__What the task requires__:
Set down each entry exactly as given; pictures should not appear in the copy.

*** Opening of Supplied information ***

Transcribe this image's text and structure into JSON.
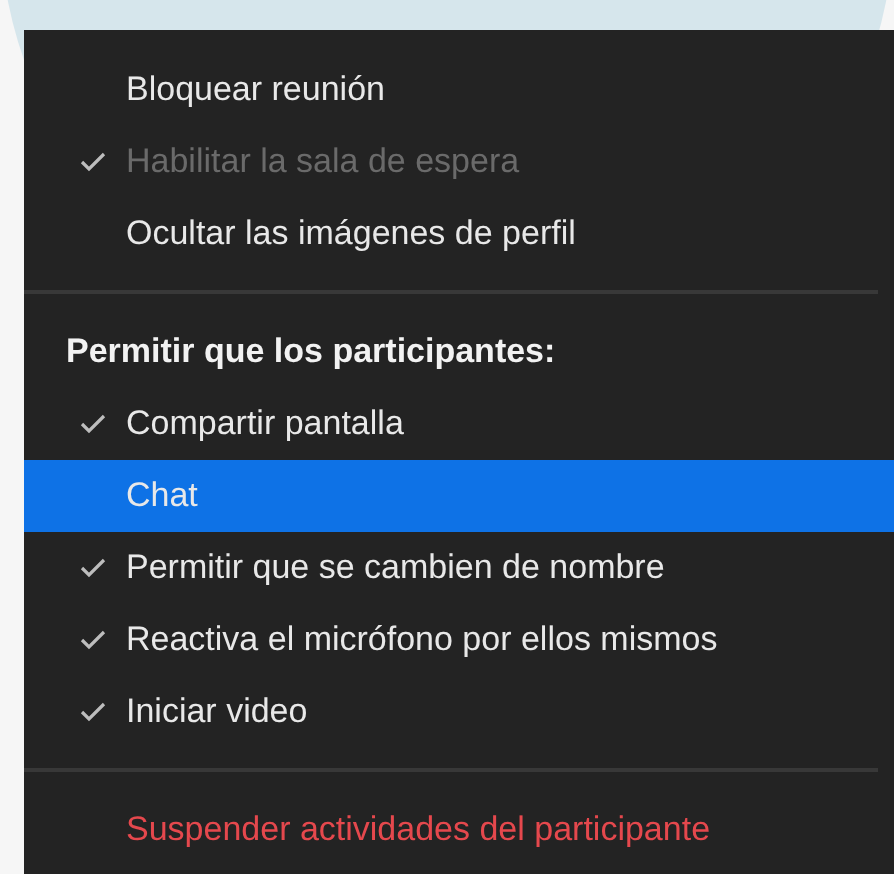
{
  "menu": {
    "sections": [
      {
        "items": [
          {
            "kind": "option",
            "label": "Bloquear reunión",
            "checked": false,
            "disabled": false,
            "selected": false
          },
          {
            "kind": "option",
            "label": "Habilitar la sala de espera",
            "checked": true,
            "disabled": true,
            "selected": false
          },
          {
            "kind": "option",
            "label": "Ocultar las imágenes de perfil",
            "checked": false,
            "disabled": false,
            "selected": false
          }
        ]
      },
      {
        "items": [
          {
            "kind": "header",
            "label": "Permitir que los participantes:"
          },
          {
            "kind": "option",
            "label": "Compartir pantalla",
            "checked": true,
            "disabled": false,
            "selected": false
          },
          {
            "kind": "option",
            "label": "Chat",
            "checked": false,
            "disabled": false,
            "selected": true
          },
          {
            "kind": "option",
            "label": "Permitir que se cambien de nombre",
            "checked": true,
            "disabled": false,
            "selected": false
          },
          {
            "kind": "option",
            "label": "Reactiva el micrófono por ellos mismos",
            "checked": true,
            "disabled": false,
            "selected": false
          },
          {
            "kind": "option",
            "label": "Iniciar video",
            "checked": true,
            "disabled": false,
            "selected": false
          }
        ]
      },
      {
        "items": [
          {
            "kind": "danger",
            "label": "Suspender actividades del participante"
          }
        ]
      }
    ]
  }
}
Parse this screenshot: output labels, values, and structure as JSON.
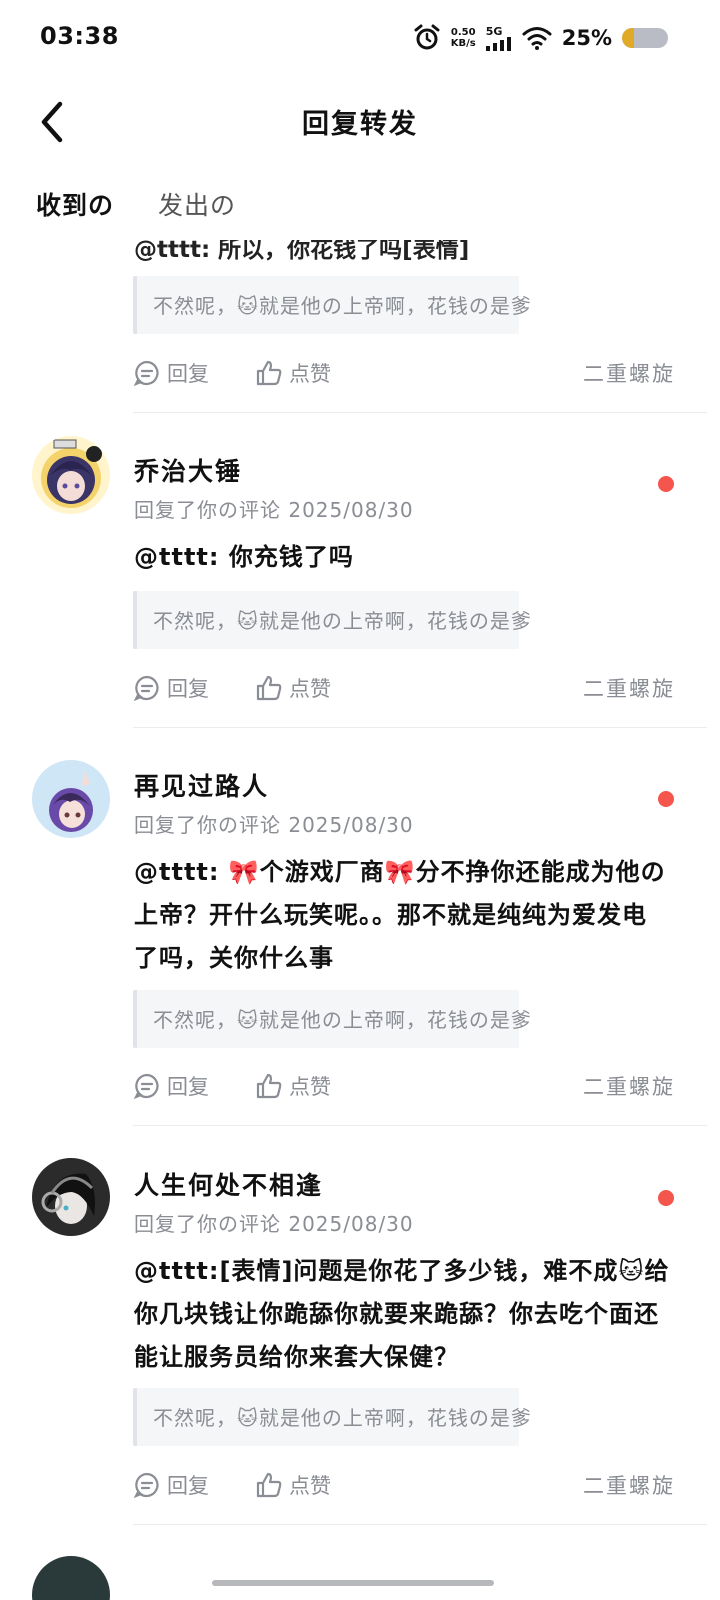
{
  "status_bar": {
    "time": "03:38",
    "net_speed_value": "0.50",
    "net_speed_unit": "KB/s",
    "network": "5G",
    "battery_percent": "25%",
    "battery_level": 0.25,
    "icons": [
      "alarm-icon",
      "signal-icon",
      "wifi-icon",
      "battery-icon"
    ]
  },
  "header": {
    "title": "回复转发",
    "back_icon": "chevron-left-icon"
  },
  "tabs": [
    {
      "label": "收到の",
      "active": true
    },
    {
      "label": "发出の",
      "active": false
    }
  ],
  "accent_color": "#2fcfc1",
  "unread_color": "#f4564e",
  "partial_top": {
    "comment_cutoff": "@tttt: 所以，你花钱了吗[表情]",
    "quote": "不然呢，🐱就是他の上帝啊，花钱の是爹",
    "reply_label": "回复",
    "like_label": "点赞",
    "author": "二重螺旋"
  },
  "notifications": [
    {
      "username": "乔治大锤",
      "meta": "回复了你の评论 2025/08/30",
      "comment": "@tttt: 你充钱了吗",
      "quote": "不然呢，🐱就是他の上帝啊，花钱の是爹",
      "reply_label": "回复",
      "like_label": "点赞",
      "author": "二重螺旋",
      "unread": true
    },
    {
      "username": "再见过路人",
      "meta": "回复了你の评论 2025/08/30",
      "comment": "@tttt: 🎀个游戏厂商🎀分不挣你还能成为他の上帝？开什么玩笑呢。。那不就是纯纯为爱发电了吗，关你什么事",
      "quote": "不然呢，🐱就是他の上帝啊，花钱の是爹",
      "reply_label": "回复",
      "like_label": "点赞",
      "author": "二重螺旋",
      "unread": true
    },
    {
      "username": "人生何处不相逢",
      "meta": "回复了你の评论 2025/08/30",
      "comment": "@tttt:[表情]问题是你花了多少钱，难不成🐱给你几块钱让你跪舔你就要来跪舔？你去吃个面还能让服务员给你来套大保健？",
      "quote": "不然呢，🐱就是他の上帝啊，花钱の是爹",
      "reply_label": "回复",
      "like_label": "点赞",
      "author": "二重螺旋",
      "unread": true
    }
  ]
}
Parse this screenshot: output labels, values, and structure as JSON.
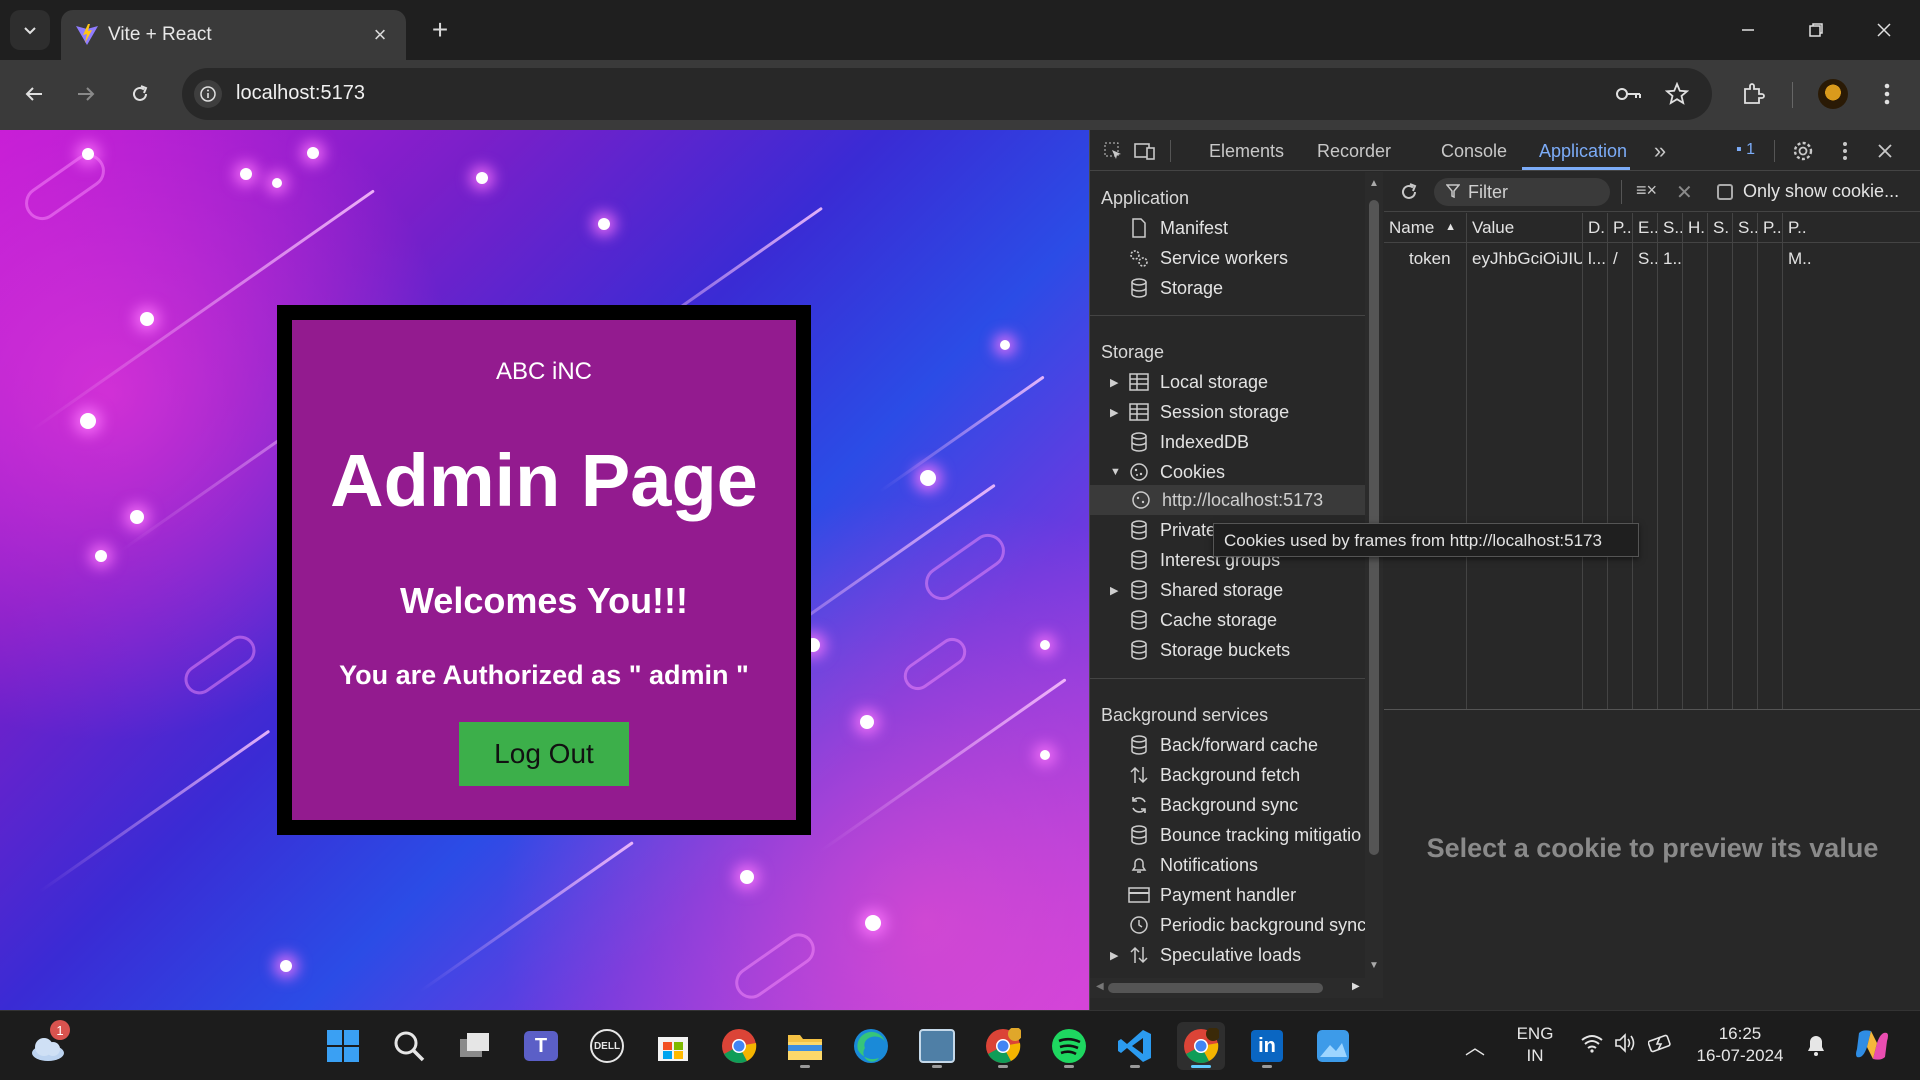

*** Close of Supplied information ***

__Written answer__:
Transcribe this image's text and structure into JSON.
{
  "menu": {
    "sections": [
      {
        "items": [
          {
            "kind": "option",
            "label": "Bloquear reunión",
            "checked": false,
            "disabled": false,
            "selected": false
          },
          {
            "kind": "option",
            "label": "Habilitar la sala de espera",
            "checked": true,
            "disabled": true,
            "selected": false
          },
          {
            "kind": "option",
            "label": "Ocultar las imágenes de perfil",
            "checked": false,
            "disabled": false,
            "selected": false
          }
        ]
      },
      {
        "items": [
          {
            "kind": "header",
            "label": "Permitir que los participantes:"
          },
          {
            "kind": "option",
            "label": "Compartir pantalla",
            "checked": true,
            "disabled": false,
            "selected": false
          },
          {
            "kind": "option",
            "label": "Chat",
            "checked": false,
            "disabled": false,
            "selected": true
          },
          {
            "kind": "option",
            "label": "Permitir que se cambien de nombre",
            "checked": true,
            "disabled": false,
            "selected": false
          },
          {
            "kind": "option",
            "label": "Reactiva el micrófono por ellos mismos",
            "checked": true,
            "disabled": false,
            "selected": false
          },
          {
            "kind": "option",
            "label": "Iniciar video",
            "checked": true,
            "disabled": false,
            "selected": false
          }
        ]
      },
      {
        "items": [
          {
            "kind": "danger",
            "label": "Suspender actividades del participante"
          }
        ]
      }
    ]
  }
}
Parse this screenshot: output labels, values, and structure as JSON.
{
  "status_bar": {
    "time": "03:38",
    "net_speed_value": "0.50",
    "net_speed_unit": "KB/s",
    "network": "5G",
    "battery_percent": "25%",
    "battery_level": 0.25,
    "icons": [
      "alarm-icon",
      "signal-icon",
      "wifi-icon",
      "battery-icon"
    ]
  },
  "header": {
    "title": "回复转发",
    "back_icon": "chevron-left-icon"
  },
  "tabs": [
    {
      "label": "收到の",
      "active": true
    },
    {
      "label": "发出の",
      "active": false
    }
  ],
  "accent_color": "#2fcfc1",
  "unread_color": "#f4564e",
  "partial_top": {
    "comment_cutoff": "@tttt: 所以，你花钱了吗[表情]",
    "quote": "不然呢，🐱就是他の上帝啊，花钱の是爹",
    "reply_label": "回复",
    "like_label": "点赞",
    "author": "二重螺旋"
  },
  "notifications": [
    {
      "username": "乔治大锤",
      "meta": "回复了你の评论 2025/08/30",
      "comment": "@tttt: 你充钱了吗",
      "quote": "不然呢，🐱就是他の上帝啊，花钱の是爹",
      "reply_label": "回复",
      "like_label": "点赞",
      "author": "二重螺旋",
      "unread": true
    },
    {
      "username": "再见过路人",
      "meta": "回复了你の评论 2025/08/30",
      "comment": "@tttt: 🎀个游戏厂商🎀分不挣你还能成为他の上帝？开什么玩笑呢。。那不就是纯纯为爱发电了吗，关你什么事",
      "quote": "不然呢，🐱就是他の上帝啊，花钱の是爹",
      "reply_label": "回复",
      "like_label": "点赞",
      "author": "二重螺旋",
      "unread": true
    },
    {
      "username": "人生何处不相逢",
      "meta": "回复了你の评论 2025/08/30",
      "comment": "@tttt:[表情]问题是你花了多少钱，难不成🐱给你几块钱让你跪舔你就要来跪舔？你去吃个面还能让服务员给你来套大保健？",
      "quote": "不然呢，🐱就是他の上帝啊，花钱の是爹",
      "reply_label": "回复",
      "like_label": "点赞",
      "author": "二重螺旋",
      "unread": true
    }
  ]
}
Parse this screenshot: output labels, values, and structure as JSON.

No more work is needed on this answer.